Some of them later told me that they were thoroughly sick of taking photos by the time they went up in space – NASA had them practising all the time, including on their vacations. So, most of the material they came back with was usable, though on the Apollo 8 mission to the far side of the moon, Bill Anders put on the wrong film magazine in error – it was very fast film designed for shooting star fields etc. He realised his mistake, told mission control, and they were able to process the film in a different way and still get something usable.’
Houston, we’ve had a problem
As well as the iconic images of the first moon landing, the remarkably candid shots of the ill-fated Apollo 13 mission are another big highlight of the book. ‘I was fascinated by Apollo 13, having seen the Tom Hanks movie, and I am still amazed how calm Jim Lovell and the rest of the crew look. On some images they even look jovial.
Although the images in the book were taken after the explosion, the crew had no idea whether they would make it back home alive. Despite the danger of the moment, they took lots of images; at one point Jim Lovell ordered them to put the cameras away and focus on getting the famous ‘manual burn’ right. These were hard-nosed ex-test pilots, remember, so they’d learn to subdue emotion as it just got in the way.’
Andy finds it hard to name a favourite image, but is particularly fond of that used on the book cover, showing Jim McDivitt. ‘It has a bit of everything but essentially it shows a man doing his job in very hazardous conditions. He appears to be looking up in wonder, but is just focusing on what he needs to do.’
The next mission
As you can imagine, Apollo Remastered soon turned into a full-time job and certainly not something you could do after a hard day at the office. Andy was in a position where he was able to put his career and business interests to one side and focus full time on this epic editing project.
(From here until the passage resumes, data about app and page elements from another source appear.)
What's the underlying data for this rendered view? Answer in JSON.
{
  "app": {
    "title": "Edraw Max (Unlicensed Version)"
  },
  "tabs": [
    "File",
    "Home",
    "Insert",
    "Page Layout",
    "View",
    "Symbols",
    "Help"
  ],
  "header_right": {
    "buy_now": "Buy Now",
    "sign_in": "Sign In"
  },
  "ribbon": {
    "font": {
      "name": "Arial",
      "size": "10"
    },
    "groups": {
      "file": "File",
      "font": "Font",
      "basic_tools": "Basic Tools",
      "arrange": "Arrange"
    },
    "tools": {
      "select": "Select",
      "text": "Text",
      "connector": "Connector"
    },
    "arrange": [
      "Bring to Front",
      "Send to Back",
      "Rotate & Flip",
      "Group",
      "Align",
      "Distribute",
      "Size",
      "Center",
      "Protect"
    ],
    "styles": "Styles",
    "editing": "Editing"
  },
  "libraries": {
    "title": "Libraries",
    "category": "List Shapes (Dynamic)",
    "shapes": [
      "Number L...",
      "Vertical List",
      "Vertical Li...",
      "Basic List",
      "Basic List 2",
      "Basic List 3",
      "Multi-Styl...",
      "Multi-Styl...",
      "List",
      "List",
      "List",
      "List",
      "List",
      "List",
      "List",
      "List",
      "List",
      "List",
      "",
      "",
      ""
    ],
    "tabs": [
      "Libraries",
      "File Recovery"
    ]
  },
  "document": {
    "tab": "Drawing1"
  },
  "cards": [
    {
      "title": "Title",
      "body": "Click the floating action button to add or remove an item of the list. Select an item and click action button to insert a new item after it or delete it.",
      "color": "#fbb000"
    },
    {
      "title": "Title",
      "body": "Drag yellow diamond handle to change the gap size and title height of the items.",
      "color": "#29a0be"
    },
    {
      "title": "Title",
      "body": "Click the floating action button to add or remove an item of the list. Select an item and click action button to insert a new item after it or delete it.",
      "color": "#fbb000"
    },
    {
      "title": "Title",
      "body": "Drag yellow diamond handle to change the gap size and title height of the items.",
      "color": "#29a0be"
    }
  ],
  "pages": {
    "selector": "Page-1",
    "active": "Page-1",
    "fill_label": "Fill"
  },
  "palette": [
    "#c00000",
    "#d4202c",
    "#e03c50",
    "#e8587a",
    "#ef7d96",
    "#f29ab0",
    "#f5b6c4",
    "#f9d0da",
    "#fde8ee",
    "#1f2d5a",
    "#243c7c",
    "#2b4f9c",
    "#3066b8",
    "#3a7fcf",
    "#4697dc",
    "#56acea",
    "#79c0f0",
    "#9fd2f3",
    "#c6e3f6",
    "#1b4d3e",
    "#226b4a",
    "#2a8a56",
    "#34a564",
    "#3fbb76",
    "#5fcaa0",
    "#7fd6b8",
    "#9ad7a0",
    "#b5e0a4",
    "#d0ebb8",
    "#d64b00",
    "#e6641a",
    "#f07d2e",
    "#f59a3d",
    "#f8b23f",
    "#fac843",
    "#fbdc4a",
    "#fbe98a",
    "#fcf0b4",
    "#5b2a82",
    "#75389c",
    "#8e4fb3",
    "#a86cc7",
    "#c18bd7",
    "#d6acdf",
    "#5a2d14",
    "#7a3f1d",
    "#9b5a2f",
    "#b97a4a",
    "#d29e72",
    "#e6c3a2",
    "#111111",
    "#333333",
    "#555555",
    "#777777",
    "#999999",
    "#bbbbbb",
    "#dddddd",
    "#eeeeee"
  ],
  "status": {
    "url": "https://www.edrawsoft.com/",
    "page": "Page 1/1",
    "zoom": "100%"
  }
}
‘Actually, it was beyond full time, it was a 16- to 17-hour day at one point. I’ve now become a full-time author and image restorer and want to do more remastering of images from Gemini and Mercury, the pre-Apollo missions. The astronauts on Gemini used a Hasselblad super wide camera and the results were amazing – they were predominantly of Earth, and frequently referenced by big Hollywood movies. This should keep me busy for a while!’
For Andy, the take-away message of this amazing labour of love is that we should never give up on old film images and footage, however hard enhancing them appears to be.
‘As a kid, I remember the devastation you felt when a film developer told you the film was spoilt or unusable. With today’s digital processing it is not necessarily lost for ever, however, and you can do some amazing things – so don’t throw old pictures and home movies away.’
Andy ends with a wry riposte to moon-landing deniers who say the photos and footage are faked. ‘When you see all those 35,000 scans from NASA, you realise that it would have been easier to go to the moon than to fake them all!’
Brought to book
Apollo Remastered features over 400 full-page photographs taken during the Apollo missions to the moon. Every image has been digitally remastered from the original flight film, or HD transfers of the 16mm ‘movie’ film. The book covers every Apollo mission, as well as some of the preceding Mercury and Gemini missions that helped pave the way. ‘It’s the next best thing to being there,’ said Apollo 16 astronaut, Charlie Duke. Apollo Remastered is published by Penguin Books, ISBN: 9780241508695, and is available now for £60.
Andy Saunders is one of the world’s foremost experts on NASA digital restoration as well as being a keen photographer in his own right. His work has been exhibited at museums, and appeared in BBC News, The Daily Telegraph, Smithsonian’s Air & Space Magazine, Ars Technica, and The Washington Post, as well as in NASA’s own archives. See www.apolloremastered.com